**** PROVIDED DATA ****

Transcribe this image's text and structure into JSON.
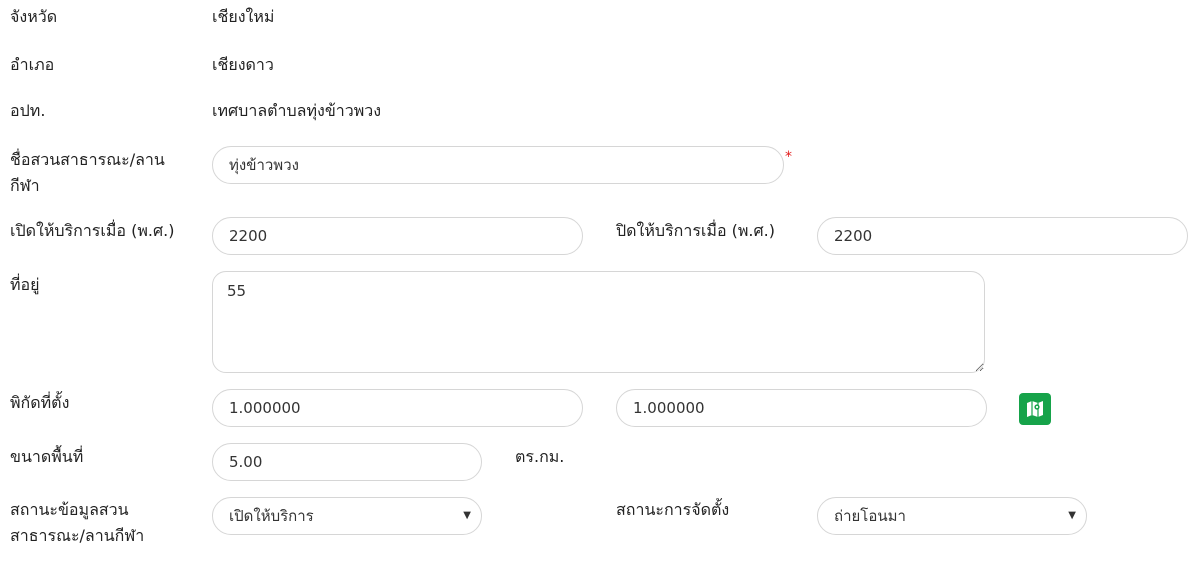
{
  "province": {
    "label": "จังหวัด",
    "value": "เชียงใหม่"
  },
  "district": {
    "label": "อำเภอ",
    "value": "เชียงดาว"
  },
  "lao": {
    "label": "อปท.",
    "value": "เทศบาลตำบลทุ่งข้าวพวง"
  },
  "park_name": {
    "label_line1": "ชื่อสวนสาธารณะ/ลาน",
    "label_line2": "กีฬา",
    "value": "ทุ่งข้าวพวง",
    "required_mark": "*"
  },
  "opened_year": {
    "label": "เปิดให้บริการเมื่อ (พ.ศ.)",
    "value": "2200"
  },
  "closed_year": {
    "label": "ปิดให้บริการเมื่อ (พ.ศ.)",
    "value": "2200"
  },
  "address": {
    "label": "ที่อยู่",
    "value": "55"
  },
  "coordinates": {
    "label": "พิกัดที่ตั้ง",
    "lat": "1.000000",
    "lng": "1.000000",
    "map_icon": "map-icon",
    "map_color": "#16a34a"
  },
  "area": {
    "label": "ขนาดพื้นที่",
    "value": "5.00",
    "unit": "ตร.กม."
  },
  "data_status": {
    "label_line1": "สถานะข้อมูลสวน",
    "label_line2": "สาธารณะ/ลานกีฬา",
    "selected": "เปิดให้บริการ"
  },
  "establish_status": {
    "label": "สถานะการจัดตั้ง",
    "selected": "ถ่ายโอนมา"
  },
  "colors": {
    "required": "#e21b1b",
    "border": "#d6d6d6"
  }
}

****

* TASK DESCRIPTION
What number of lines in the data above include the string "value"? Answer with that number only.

* SOLUTION TO THIS TASK
8